By Jennifer DePrizio, director of interpretation; and Jim Engelmann, exhibition designer
ArtLens Exhibition is an experiential gallery that uses innovative technology to put the visitor into conversation with masterpieces of art, encouraging engagement on a personal, emotional level. The new installation of ArtLens Exhibition explores a central, overarching theme: “What can art be?” Visitors are invited to interact and connect with 21 artworks from across the CMA’s collection through state-of-the-art technology including gesture-based 3-D artwork models, the ability to scan all artworks for more information through ArtLens App, and visitor-generated content on the digital beacon.
In the Q&A below, learn more about this reinstallation from two of the principal CMA staff members involved in the project: Jennifer DePrizio, director of interpretation; and Jim Engelmann, exhibition designer.
Q: From an interpretive point of view, what is new in ArtLens Exhibition?
JD: For this reinstallation, it was important to articulate a theme — a framework to shape the way we would interpret and present these artworks from across the CMA’s collection. After much discussion within our cross-departmental team, we arrived at the theme “What can art be?” With so many possible answers — art can be symbolic, decorative, functional, devotional, to name just a few — such a broad question provides multiple entry points into thinking about and engaging with a diverse group of art objects. We provide one answer in the exhibition, but given that art reflects the full scope of the human experience, a single artwork can mean different things to different people. We invite and encourage everyone to experience the new ArtLens Exhibition, consider the works of art on view, and see what personal connections they can make.
Q: What is unique about the experience visitors will have with works of art in ArtLens Exhibition?

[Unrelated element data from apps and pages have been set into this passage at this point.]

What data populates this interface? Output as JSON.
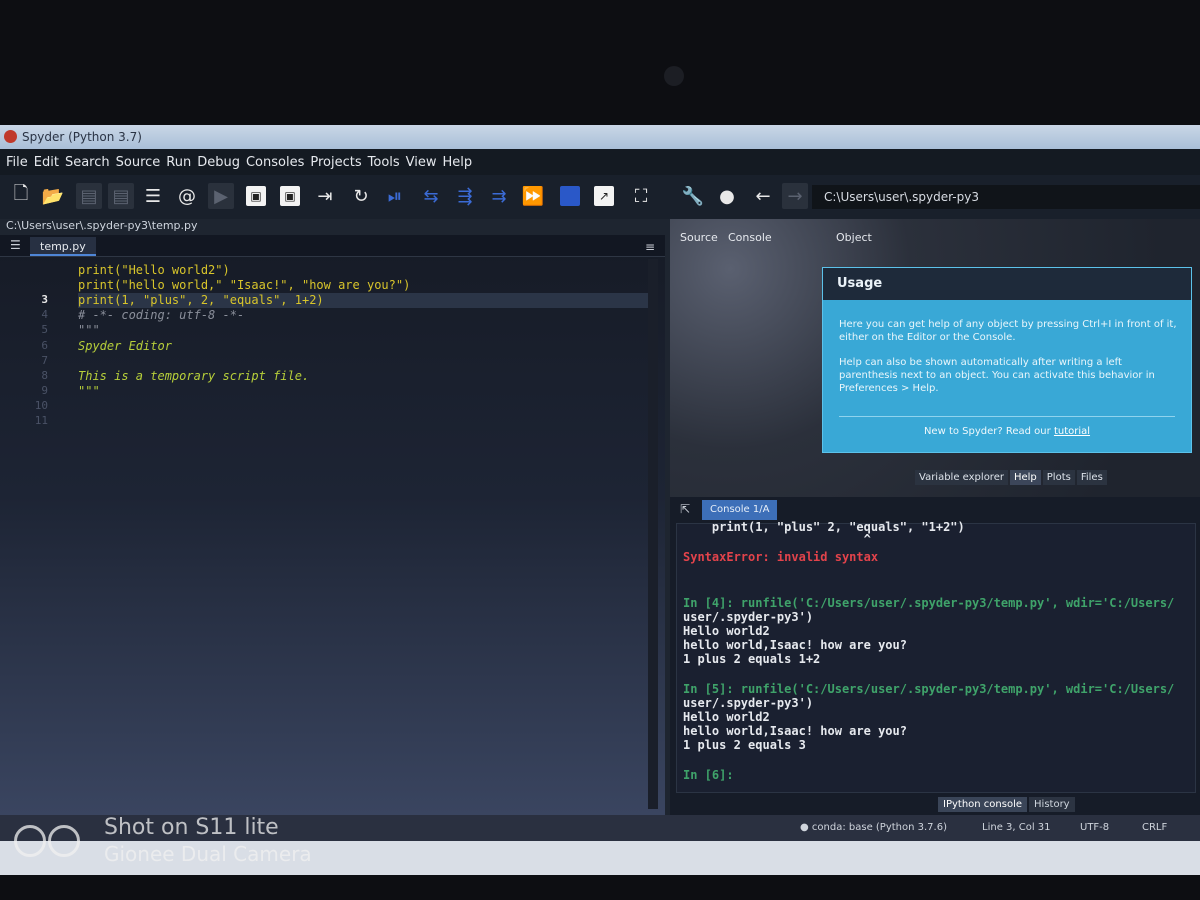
{
  "window": {
    "title": "Spyder (Python 3.7)"
  },
  "menu": [
    "File",
    "Edit",
    "Search",
    "Source",
    "Run",
    "Debug",
    "Consoles",
    "Projects",
    "Tools",
    "View",
    "Help"
  ],
  "toolbar": {
    "path": "C:\\Users\\user\\.spyder-py3"
  },
  "editor": {
    "file_path": "C:\\Users\\user\\.spyder-py3\\temp.py",
    "tab": "temp.py",
    "line_numbers": [
      "",
      "",
      "3",
      "4",
      "5",
      "6",
      "7",
      "8",
      "9",
      "10",
      "11"
    ],
    "lines": [
      "print(\"Hello world2\")",
      "print(\"hello world,\" \"Isaac!\", \"how are you?\")",
      "print(1, \"plus\", 2, \"equals\", 1+2)",
      "# -*- coding: utf-8 -*-",
      "\"\"\"",
      "Spyder Editor",
      "",
      "This is a temporary script file.",
      "\"\"\""
    ]
  },
  "help": {
    "source_label": "Source",
    "source_value": "Console",
    "object_label": "Object",
    "usage_title": "Usage",
    "usage_p1": "Here you can get help of any object by pressing Ctrl+I in front of it, either on the Editor or the Console.",
    "usage_p2": "Help can also be shown automatically after writing a left parenthesis next to an object. You can activate this behavior in Preferences > Help.",
    "usage_new": "New to Spyder? Read our",
    "usage_link": "tutorial",
    "tabs": [
      "Variable explorer",
      "Help",
      "Plots",
      "Files"
    ]
  },
  "console": {
    "tab": "Console 1/A",
    "lines": [
      "    print(1, \"plus\" 2, \"equals\", \"1+2\")",
      "                         ^",
      "SyntaxError: invalid syntax",
      "",
      "",
      "In [4]: runfile('C:/Users/user/.spyder-py3/temp.py', wdir='C:/Users/",
      "user/.spyder-py3')",
      "Hello world2",
      "hello world,Isaac! how are you?",
      "1 plus 2 equals 1+2",
      "",
      "In [5]: runfile('C:/Users/user/.spyder-py3/temp.py', wdir='C:/Users/",
      "user/.spyder-py3')",
      "Hello world2",
      "hello world,Isaac! how are you?",
      "1 plus 2 equals 3",
      "",
      "In [6]:"
    ],
    "bottom_tabs": [
      "IPython console",
      "History"
    ]
  },
  "status": {
    "env": "conda: base (Python 3.7.6)",
    "position": "Line 3, Col 31",
    "encoding": "UTF-8",
    "eol": "CRLF"
  },
  "watermark": {
    "line1": "Shot on S11 lite",
    "line2": "Gionee Dual Camera"
  }
}
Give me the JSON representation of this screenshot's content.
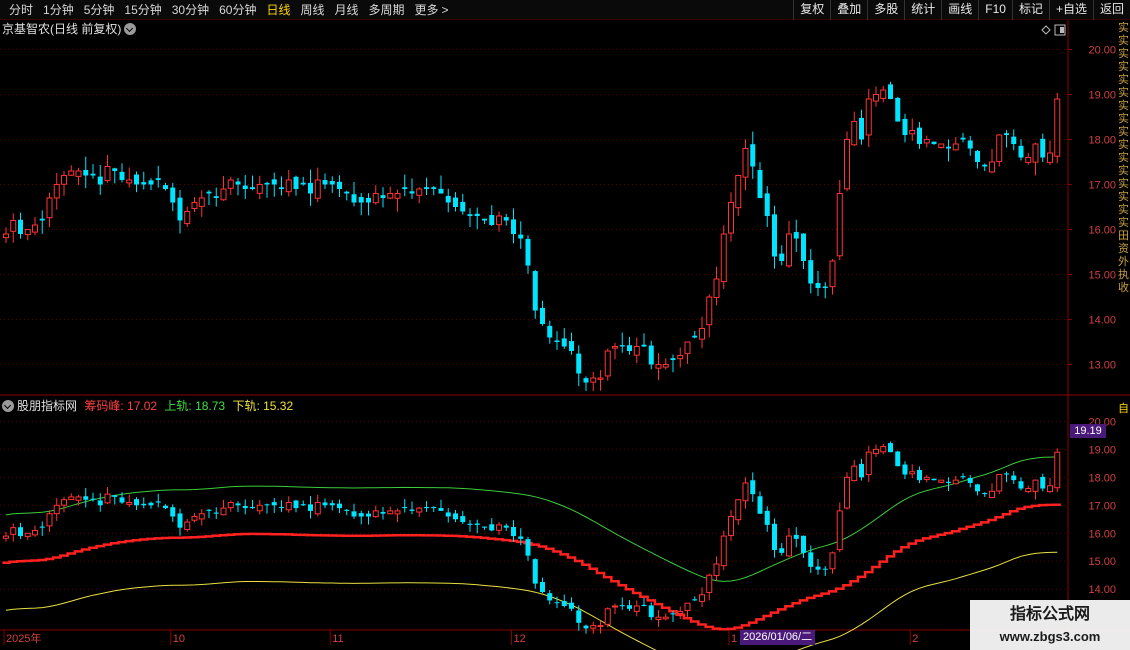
{
  "toolbar": {
    "periods": [
      "分时",
      "1分钟",
      "5分钟",
      "15分钟",
      "30分钟",
      "60分钟",
      "日线",
      "周线",
      "月线",
      "多周期",
      "更多"
    ],
    "active_period": "日线",
    "more_arrow": ">",
    "right_buttons": [
      "复权",
      "叠加",
      "多股",
      "统计",
      "画线",
      "F10",
      "标记",
      "+自选",
      "返回"
    ]
  },
  "main_pane": {
    "title": "京基智农(日线 前复权)",
    "y_ticks": [
      "20.00",
      "19.00",
      "18.00",
      "17.00",
      "16.00",
      "15.00",
      "14.00",
      "13.00"
    ]
  },
  "indicator_pane": {
    "name": "股朋指标网",
    "label_chip": "筹码峰: 17.02",
    "label_upper": "上轨: 18.73",
    "label_lower": "下轨: 15.32",
    "y_ticks": [
      "20.00",
      "19.00",
      "18.00",
      "17.00",
      "16.00",
      "15.00",
      "14.00"
    ],
    "price_tag": "19.19"
  },
  "x_axis": {
    "labels": [
      "2025年",
      "10",
      "11",
      "12",
      "1",
      "2"
    ],
    "crosshair_date": "2026/01/06/二"
  },
  "side_strip": [
    "实",
    "实",
    "实",
    "实",
    "实",
    "实",
    "实",
    "实",
    "实",
    "实",
    "实",
    "实",
    "实",
    "实",
    "实",
    "实",
    "田",
    "资",
    "外",
    "执",
    "收"
  ],
  "side_strip2": "自",
  "watermark": {
    "line1": "指标公式网",
    "line2": "www.zbgs3.com"
  },
  "colors": {
    "up": "#ff3232",
    "down": "#00e5ff",
    "upper_band": "#3ccc3c",
    "lower_band": "#e8e040",
    "chip_peak": "#ff2020",
    "grid": "#5a0000"
  },
  "chart_data": {
    "type": "candlestick",
    "closes": [
      15.9,
      16.2,
      15.9,
      16.0,
      16.1,
      16.2,
      16.7,
      17.0,
      17.2,
      17.3,
      17.3,
      17.2,
      17.2,
      17.0,
      17.4,
      17.3,
      17.1,
      17.1,
      17.0,
      17.0,
      17.0,
      17.1,
      16.9,
      16.6,
      16.2,
      16.4,
      16.6,
      16.7,
      16.8,
      16.7,
      16.9,
      17.1,
      17.0,
      16.9,
      16.9,
      17.0,
      17.0,
      17.0,
      16.9,
      17.1,
      16.9,
      17.0,
      16.8,
      17.1,
      17.0,
      17.0,
      16.9,
      16.8,
      16.6,
      16.6,
      16.6,
      16.8,
      16.7,
      16.8,
      16.8,
      16.9,
      16.8,
      16.9,
      16.9,
      16.9,
      16.8,
      16.6,
      16.5,
      16.4,
      16.3,
      16.3,
      16.2,
      16.1,
      16.3,
      16.2,
      15.9,
      15.8,
      15.2,
      14.2,
      13.9,
      13.6,
      13.5,
      13.4,
      13.3,
      12.8,
      12.6,
      12.7,
      12.7,
      13.3,
      13.4,
      13.4,
      13.3,
      13.4,
      13.4,
      13.0,
      13.0,
      13.0,
      13.1,
      13.2,
      13.5,
      13.6,
      13.8,
      14.5,
      14.9,
      15.9,
      16.6,
      17.2,
      17.8,
      17.4,
      16.7,
      16.3,
      15.4,
      15.3,
      15.9,
      15.8,
      15.3,
      14.8,
      14.7,
      14.7,
      15.3,
      16.8,
      18.0,
      18.4,
      18.0,
      18.9,
      19.0,
      19.1,
      18.9,
      18.4,
      18.1,
      18.2,
      17.9,
      18.0,
      17.9,
      17.9,
      17.8,
      17.9,
      18.0,
      17.8,
      17.5,
      17.4,
      17.5,
      18.1,
      18.1,
      17.9,
      17.6,
      17.6,
      17.9,
      17.6,
      17.7,
      18.9
    ],
    "y_range_main": [
      12.3,
      20.3
    ],
    "y_range_indicator": [
      13.4,
      20.3
    ],
    "upper_band_last": 18.73,
    "lower_band_last": 15.32,
    "chip_peak_last": 17.02
  }
}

JD: One unique aspect about ArtLens Exhibition is that it offers an opportunity to look at and consider connections across time and place. We can create dialogue among works in the collection, through both the installation layout and the digital interactives, that does not happen anywhere else in the museum. Unlike in most galleries in the museum, in ArtLens Exhibition visitors can find artworks from vastly different historical periods alongside each other, such as the pairing of a vessel from ancient Greece (mid-500s BC) with one from Mesoamerica (600–1000). Although separated by approximately 1,000 years, both artworks feature significant myths, illustrating the ways in which artists in different times and places depicted such important cultural and religious imagery on functional objects.
Q: How and why did you select the works of art?
JD: It was quite an undertaking to find a range of objects from across the museum’s collection that would fit well within our given footprint. After exploring all collection areas with our curators, we generated a list of more than 100 objects — which had to be reduced to approximately 20. One important factor was to prioritize artworks that would be accessible to a broad range of audiences, particularly first-time and nontraditional visitors, in keeping with the intent of ArtLens Exhibition. We also considered how we could offer our members and regular visitors new ways to think about objects that they know well. How could we surprise and delight all of our audiences? Another important consideration was to find excellent examples of artworks that support the already established themes of the digital games. In the end, we selected a group of objects that we think encourage slowing down, looking closely, and discovering the unexpected while having fun learning about art through digital interactives. Some works of art may be familiar, such as Wild Things by Haim Steinbach, which had been hanging in our contemporary galleries. But others, such as the Javanese Piggy Bank from the 14th or 15th century, had been in storage, affording us the chance to expose visitors to more of the breadth of the museum’s world-class collection (I predict this adorable boar will become a crowd favorite).
How has the interpretative question “What can art be?” helped to inform the design of the space?
JE: We designed the space and arranged the objects to present interesting comparisons between style, materials, and function. For instance, a 19th-century French mirror is shown with a pair of 17th-century Nepalese earrings. The objects are both decorative and functional, but what is most striking to me is how the pieces share similar shapes and lines. Although separated by centuries, in a way they feel like they could have come out of the same studio.
Other juxtapositions exist between the respective decorative metalwork techniques used to adorn both a piece of armor and a microscope, and between the monsters depicted in Haim Steinbach’s contemporary artwork and in our renowned Tea Service from about 1907 by Carlo Bugatti. There are plenty of other examples, some that we designed and others that just happen when great works of art are exhibited next to each other. Through close looking at the art objects and exploring art ideas in the games, our hope is that visitors will find many other connections in this gallery and throughout the museum.